Smart Cities (part 3 – volume 1)

SVĚTLO (Light) 4/2018 was released on July 30th 2018. Its digital version will be available on August 31th 2018.

Refreshing our memory
Eccentric luminaires of René Roubíček from the years1965 till 1977
Bases of photometry – 1st part
Great personage of Czech science of times after Battle at Bílá hora: doctor, naturalist, philosopher and physicist Jan Marek Marci from Kronland

Optical radiation effects and use
The light and circadian rhythms

Storing energy from renewable sources

09.06.2017 | Phys.org | www.phys.org

One of the greatest challenges in generating energy from renewable sources is finding a way to store the continuously fluctuating energy being produced. Batteries, supercapacitors, and most other energy-storage technologies typically can't respond quickly enough to the second-by-second fluctuations inherent in wind and solar energy sources.

One device that does have a sufficiently fast response is electrostatic capacitors, but their drawback is their low energy density—they simply cannot store very much energy in a given volume. Addressing this problem, researchers in a new study have shown in simulations that antiferroelectric materials based on bismuth can potentially exhibit very high energy densities (150 J/cm3), making them a promising candidate material for electrostatic capacitors.

Energy storage
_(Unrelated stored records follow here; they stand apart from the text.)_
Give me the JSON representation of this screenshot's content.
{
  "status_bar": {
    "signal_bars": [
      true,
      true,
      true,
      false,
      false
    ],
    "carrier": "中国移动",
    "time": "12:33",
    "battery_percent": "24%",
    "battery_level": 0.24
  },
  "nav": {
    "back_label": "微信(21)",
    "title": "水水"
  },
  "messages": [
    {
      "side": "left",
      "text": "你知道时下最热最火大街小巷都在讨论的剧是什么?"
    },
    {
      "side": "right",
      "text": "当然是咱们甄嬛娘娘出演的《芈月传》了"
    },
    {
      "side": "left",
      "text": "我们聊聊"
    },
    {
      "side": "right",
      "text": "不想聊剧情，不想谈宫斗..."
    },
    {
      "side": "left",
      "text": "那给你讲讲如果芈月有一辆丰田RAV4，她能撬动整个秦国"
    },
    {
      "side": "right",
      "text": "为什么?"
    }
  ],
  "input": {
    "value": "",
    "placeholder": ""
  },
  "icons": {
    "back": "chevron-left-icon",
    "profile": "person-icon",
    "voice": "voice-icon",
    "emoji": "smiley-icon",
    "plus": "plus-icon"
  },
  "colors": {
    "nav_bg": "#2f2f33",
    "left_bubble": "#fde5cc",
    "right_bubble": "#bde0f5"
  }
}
The results point to the possibility of a high-performance, environmentally friendly energy-storage device for renewable energy sources. The researchers, Bin Xu and Laurent Bellaiche at the University of Arkansas, and Jorge Íñiguez at the Luxembourg Institute of Science and Technology, have published a paper on their investigation of antiferroelectrics for energy storage in a recent issue of Nature Communications.

Read more at Phys.org

Image Credit: Nature Communications